>>>>>

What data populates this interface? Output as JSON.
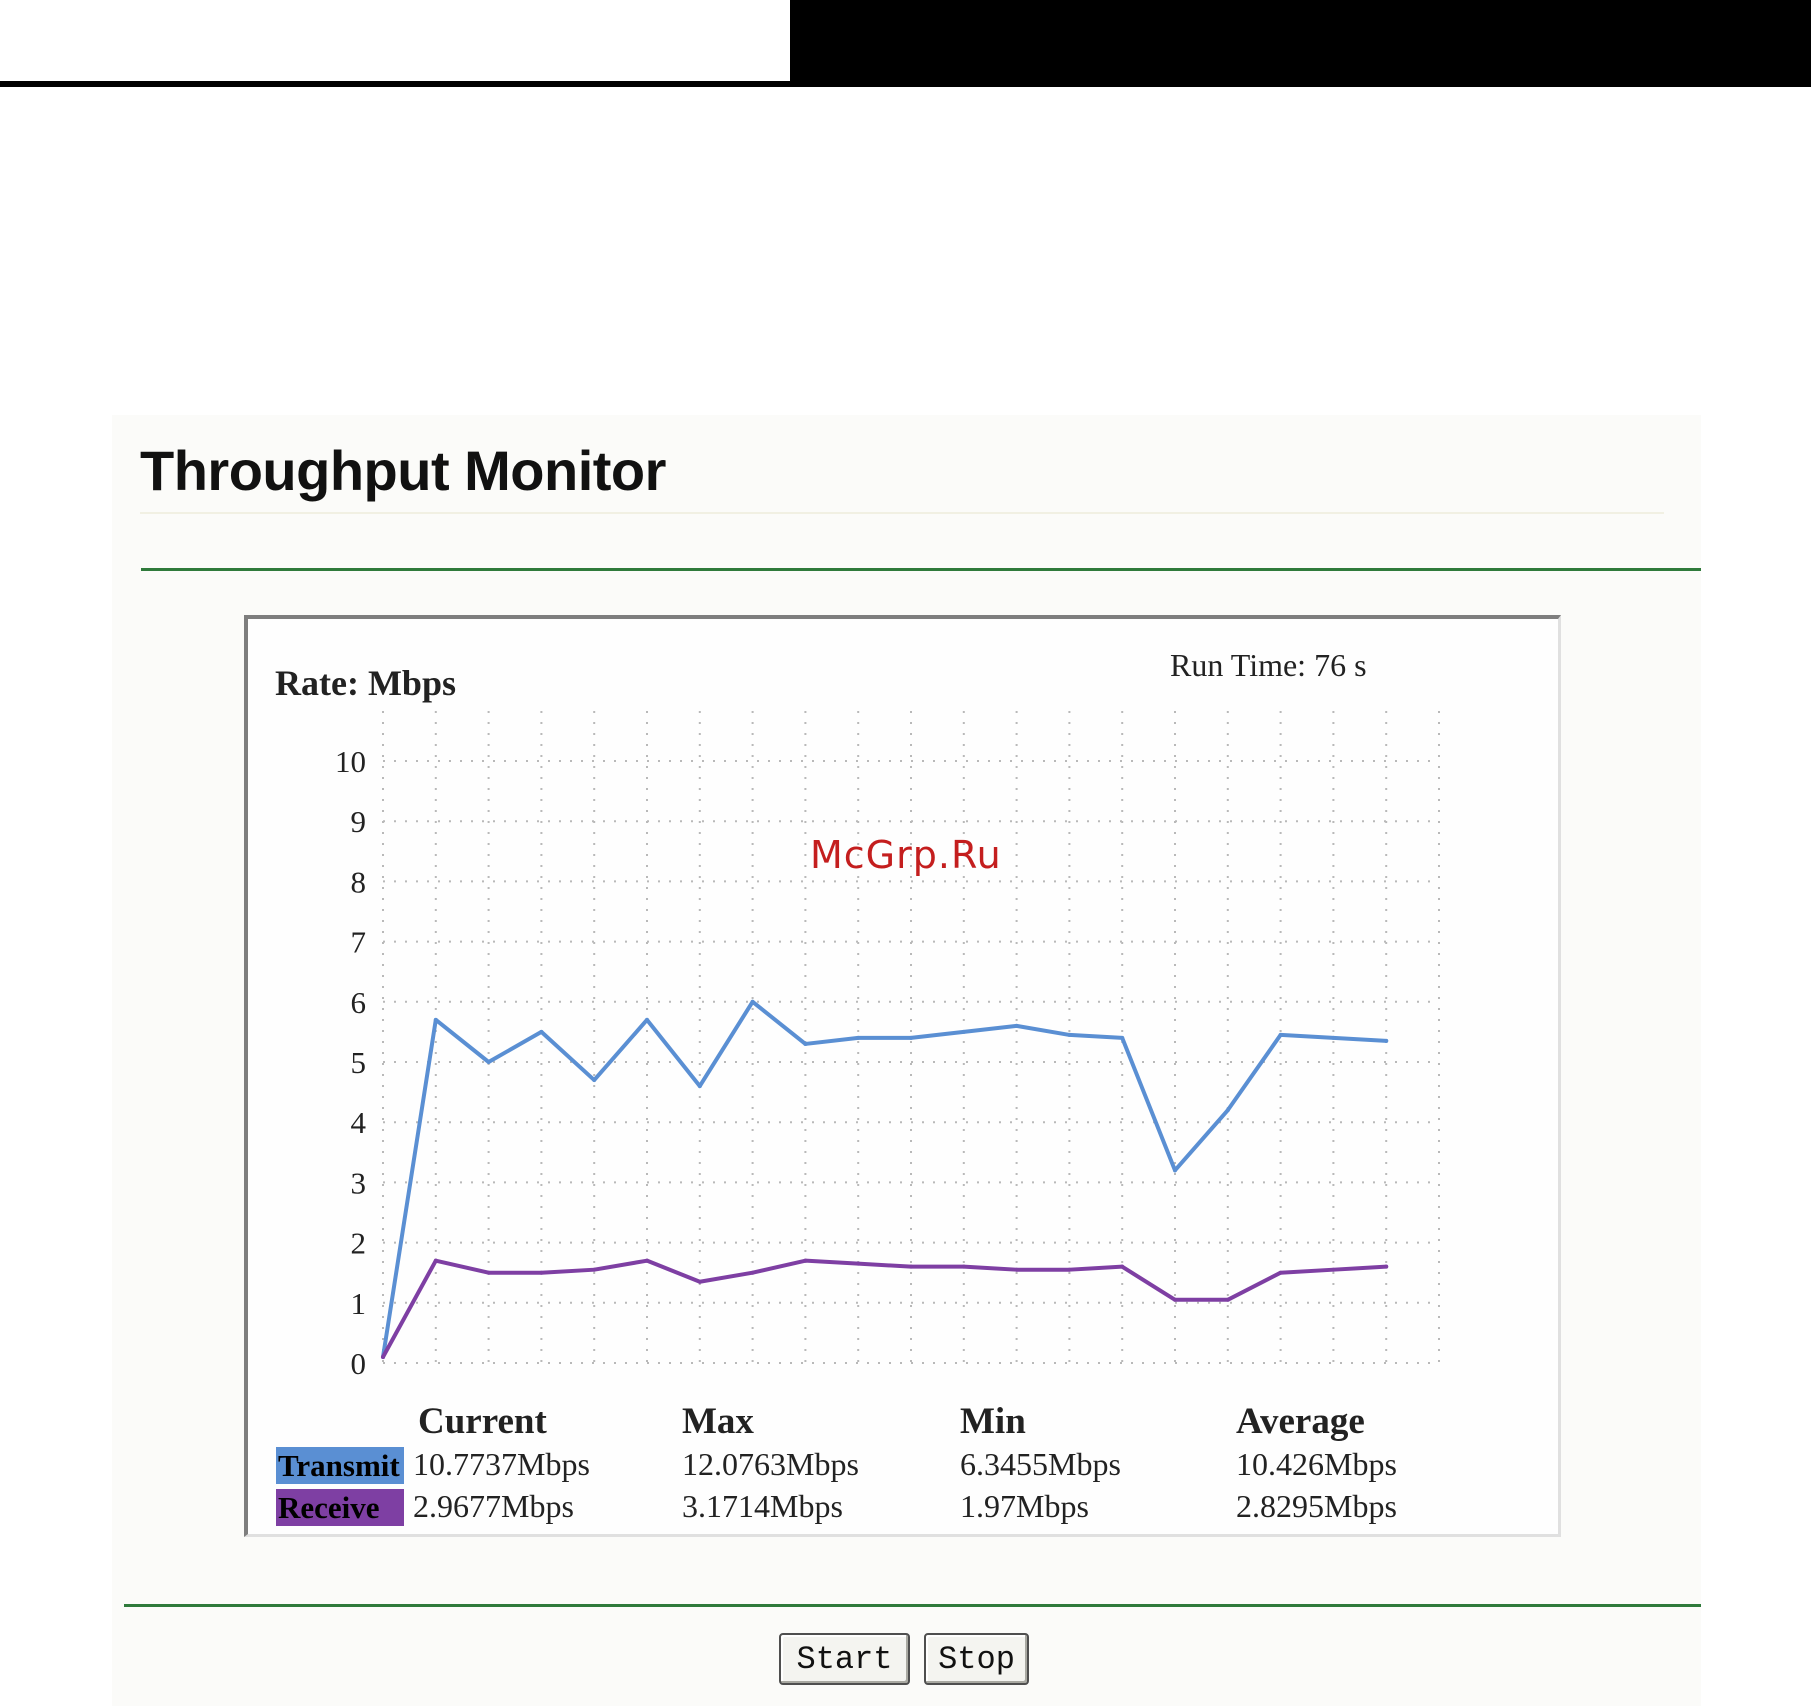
{
  "page": {
    "title": "Throughput Monitor"
  },
  "graph": {
    "rate_label": "Rate: Mbps",
    "run_time_label": "Run Time:",
    "run_time_value": "76",
    "run_time_unit": "s",
    "watermark": "McGrp.Ru"
  },
  "chart_data": {
    "type": "line",
    "title": "",
    "ylabel": "Rate: Mbps",
    "ylim": [
      0,
      10
    ],
    "yticks": [
      "0",
      "1",
      "2",
      "3",
      "4",
      "5",
      "6",
      "7",
      "8",
      "9",
      "10"
    ],
    "x": [
      0,
      1,
      2,
      3,
      4,
      5,
      6,
      7,
      8,
      9,
      10,
      11,
      12,
      13,
      14,
      15,
      16,
      17,
      18,
      19
    ],
    "xlim": [
      0,
      20
    ],
    "grid": true,
    "series": [
      {
        "name": "Transmit",
        "color": "#5a8fd3",
        "values": [
          0.1,
          5.7,
          5.0,
          5.5,
          4.7,
          5.7,
          4.6,
          6.0,
          5.3,
          5.4,
          5.4,
          5.5,
          5.6,
          5.45,
          5.4,
          3.2,
          4.2,
          5.45,
          5.4,
          5.35
        ]
      },
      {
        "name": "Receive",
        "color": "#7e3fa3",
        "values": [
          0.1,
          1.7,
          1.5,
          1.5,
          1.55,
          1.7,
          1.35,
          1.5,
          1.7,
          1.65,
          1.6,
          1.6,
          1.55,
          1.55,
          1.6,
          1.05,
          1.05,
          1.5,
          1.55,
          1.6
        ]
      }
    ]
  },
  "stats": {
    "headers": [
      "Current",
      "Max",
      "Min",
      "Average"
    ],
    "transmit": {
      "label": "Transmit",
      "color": "#5a8fd3",
      "values": [
        "10.7737Mbps",
        "12.0763Mbps",
        "6.3455Mbps",
        "10.426Mbps"
      ]
    },
    "receive": {
      "label": "Receive",
      "color": "#7e3fa3",
      "values": [
        "2.9677Mbps",
        "3.1714Mbps",
        "1.97Mbps",
        "2.8295Mbps"
      ]
    }
  },
  "buttons": {
    "start": "Start",
    "stop": "Stop"
  }
}
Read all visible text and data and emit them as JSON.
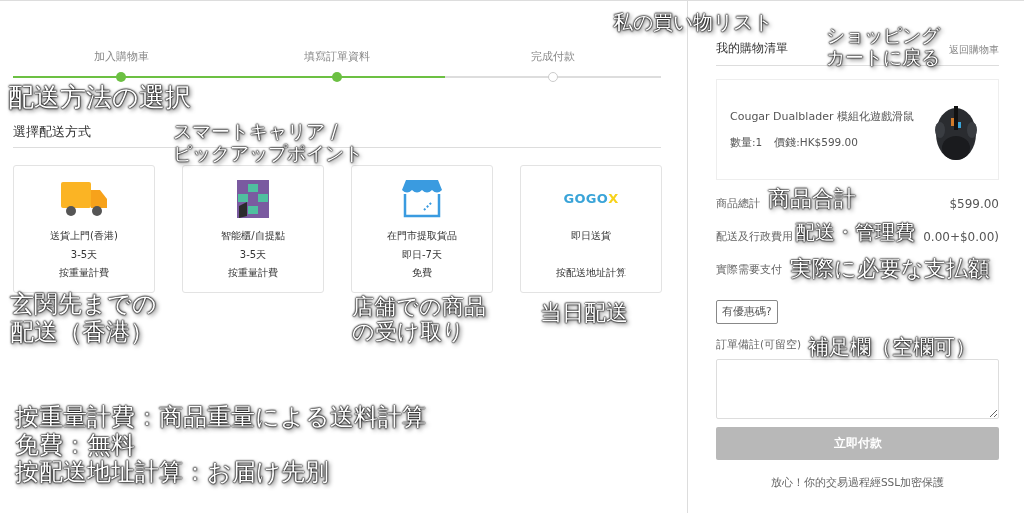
{
  "steps": [
    {
      "label": "加入購物車",
      "done": true
    },
    {
      "label": "填寫訂單資料",
      "done": true
    },
    {
      "label": "完成付款",
      "done": false
    }
  ],
  "shipping": {
    "title": "選擇配送方式",
    "options": [
      {
        "kind": "truck",
        "name": "送貨上門(香港)",
        "days": "3-5天",
        "fee": "按重量計費"
      },
      {
        "kind": "locker",
        "name": "智能櫃/自提點",
        "days": "3-5天",
        "fee": "按重量計費"
      },
      {
        "kind": "store",
        "name": "在門市提取貨品",
        "days": "即日-7天",
        "fee": "免費"
      },
      {
        "kind": "logo",
        "logo": "GOGO",
        "logo_mark": "X",
        "name": "即日送貨",
        "fee": "按配送地址計算"
      }
    ]
  },
  "cart": {
    "title": "我的購物清單",
    "back_link": "返回購物車",
    "item": {
      "name": "Cougar Dualblader 模組化遊戲滑鼠",
      "quantity": "數量:1",
      "price": "價錢:HK$599.00"
    },
    "summary": [
      {
        "label": "商品總計",
        "value": "$599.00"
      },
      {
        "label": "配送及行政費用",
        "value": "0.00+$0.00)"
      },
      {
        "label": "實際需要支付"
      }
    ],
    "coupon_button": "有優惠碼?",
    "note_label": "訂單備註(可留空)",
    "pay_button": {
      "label": "立即付款",
      "disabled": true
    },
    "footer": "放心！你的交易過程經SSL加密保護"
  },
  "annotations": [
    {
      "lines": [
        "私の買い物リスト"
      ]
    },
    {
      "lines": [
        "ショッピング",
        "カートに戻る"
      ]
    },
    {
      "lines": [
        "配送方法の選択"
      ]
    },
    {
      "lines": [
        "スマートキャリア /",
        "ピックアップポイント"
      ]
    },
    {
      "lines": [
        "玄関先までの",
        "配送（香港）"
      ]
    },
    {
      "lines": [
        "店舗での商品",
        "の受け取り"
      ]
    },
    {
      "lines": [
        "当日配送"
      ]
    },
    {
      "lines": [
        "商品合計"
      ]
    },
    {
      "lines": [
        "配送・管理費"
      ]
    },
    {
      "lines": [
        "実際に必要な支払額"
      ]
    },
    {
      "lines": [
        "補足欄（空欄可）"
      ]
    },
    {
      "lines": [
        "按重量計費：商品重量による送料計算",
        "免費：無料",
        "按配送地址計算：お届け先別"
      ]
    }
  ]
}
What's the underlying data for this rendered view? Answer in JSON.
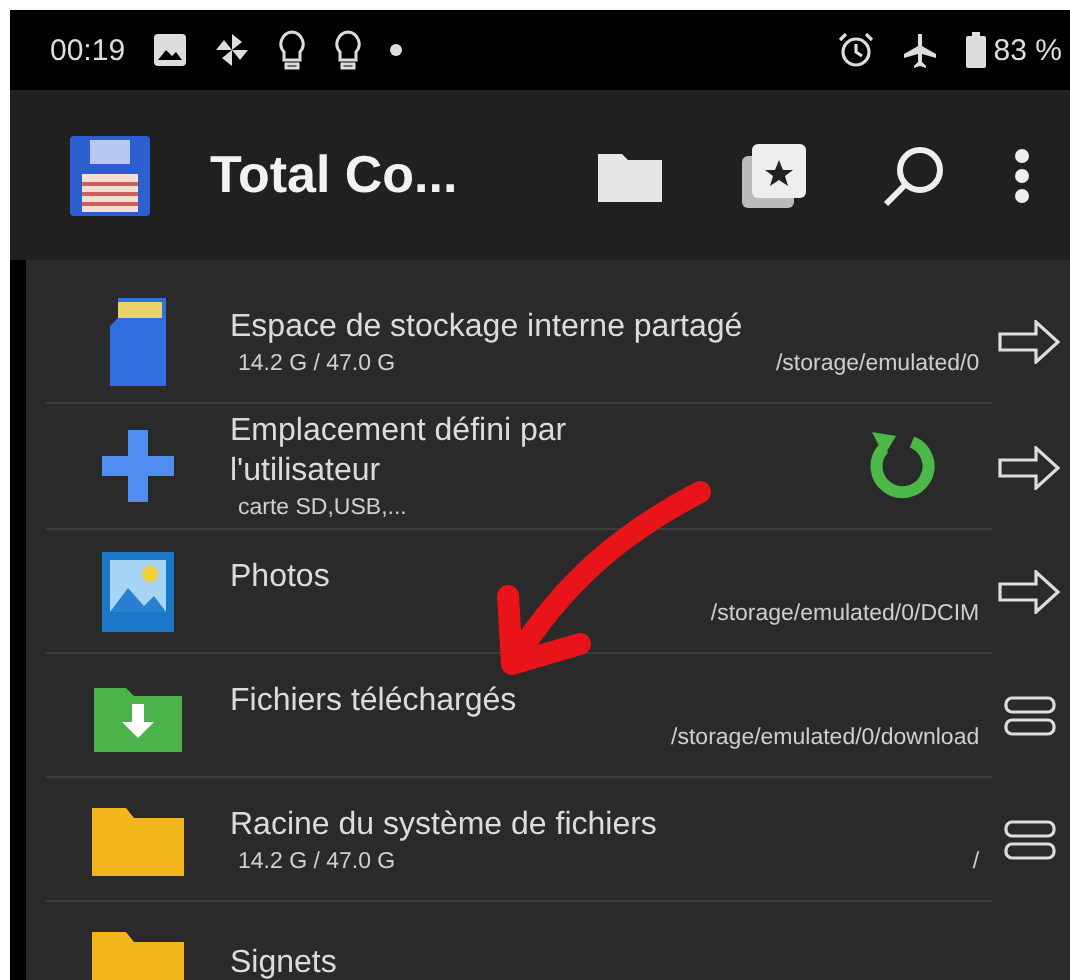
{
  "status_bar": {
    "time": "00:19",
    "battery": "83 %"
  },
  "toolbar": {
    "title": "Total Co..."
  },
  "locations": [
    {
      "title": "Espace de stockage interne partagé",
      "size": "14.2 G / 47.0 G",
      "path": "/storage/emulated/0",
      "kind": "arrow",
      "refresh": false
    },
    {
      "title": "Emplacement défini par l'utilisateur",
      "size": "carte SD,USB,...",
      "kind": "arrow",
      "refresh": true
    },
    {
      "title": "Photos",
      "path": "/storage/emulated/0/DCIM",
      "kind": "arrow",
      "refresh": false
    },
    {
      "title": "Fichiers téléchargés",
      "path": "/storage/emulated/0/download",
      "kind": "menu",
      "refresh": false
    },
    {
      "title": "Racine du système de fichiers",
      "size": "14.2 G / 47.0 G",
      "path": "/",
      "kind": "menu",
      "refresh": false
    },
    {
      "title": "Signets",
      "refresh": false
    }
  ]
}
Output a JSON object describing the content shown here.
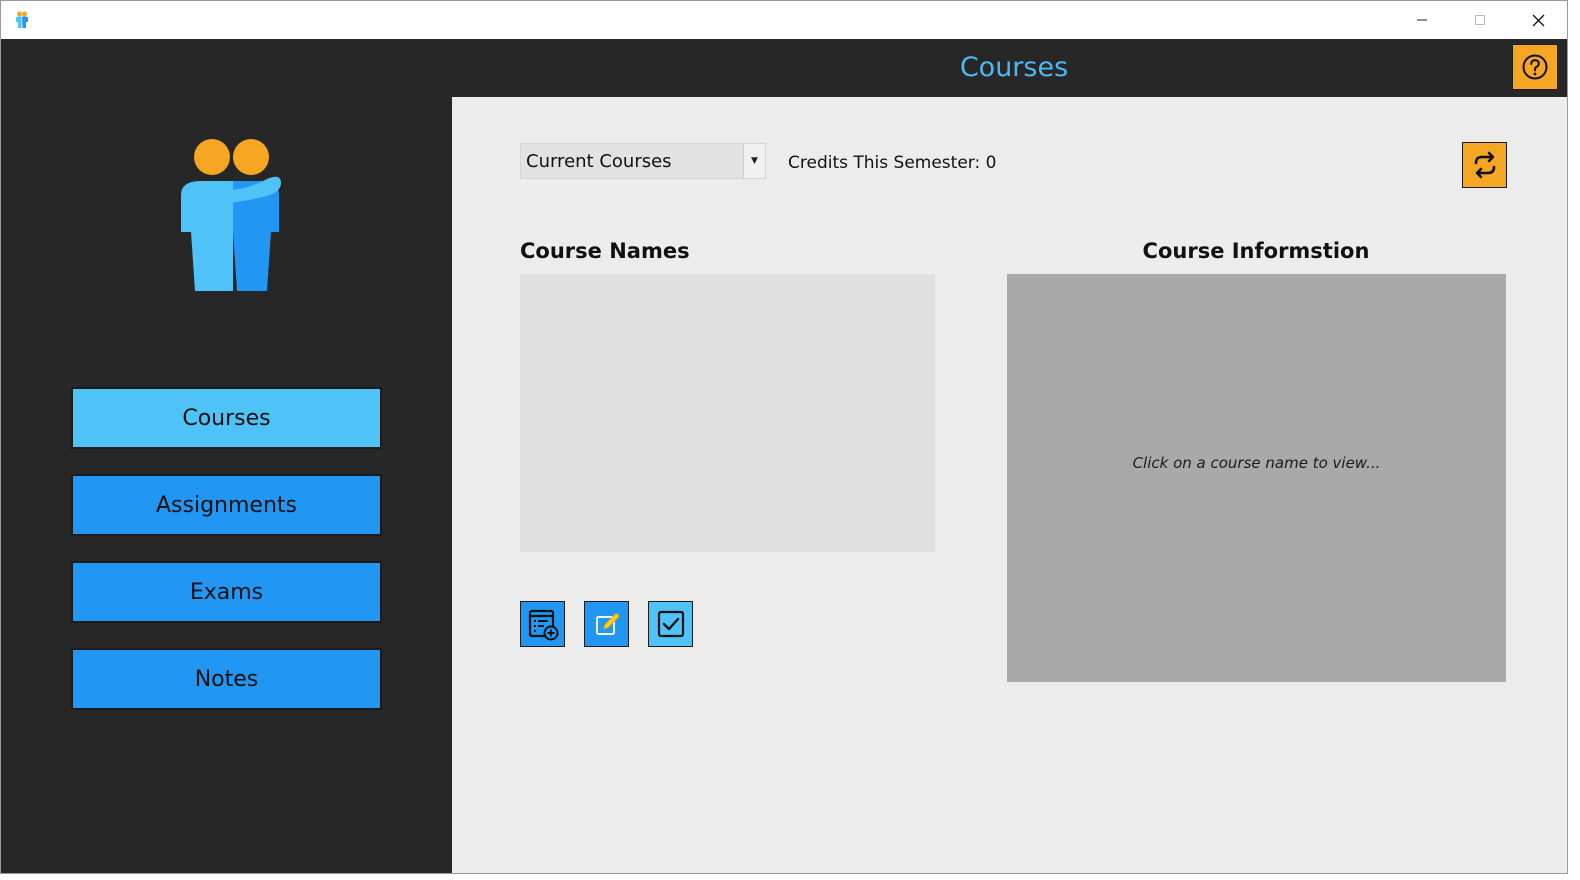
{
  "header": {
    "title": "Courses"
  },
  "sidebar": {
    "nav": [
      {
        "label": "Courses"
      },
      {
        "label": "Assignments"
      },
      {
        "label": "Exams"
      },
      {
        "label": "Notes"
      }
    ]
  },
  "main": {
    "course_filter": {
      "selected": "Current Courses"
    },
    "credits_text": "Credits This Semester: 0",
    "course_names_label": "Course Names",
    "course_info_label": "Course Informstion",
    "course_info_placeholder": "Click on a course name to view..."
  },
  "colors": {
    "sidebar_bg": "#272727",
    "accent_blue": "#2196f3",
    "active_blue": "#4fc3f7",
    "title_blue": "#4fb7ef",
    "accent_orange": "#f5a623"
  },
  "icons": {
    "app": "people-icon",
    "help": "question-circle-icon",
    "refresh": "refresh-icon",
    "add": "add-list-icon",
    "edit": "edit-icon",
    "complete": "checkbox-icon"
  }
}
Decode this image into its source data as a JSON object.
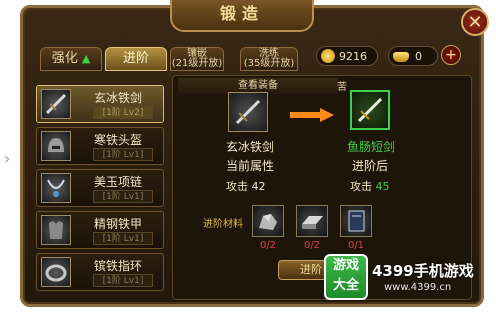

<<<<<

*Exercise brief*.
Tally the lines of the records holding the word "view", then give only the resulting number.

*Response*.
2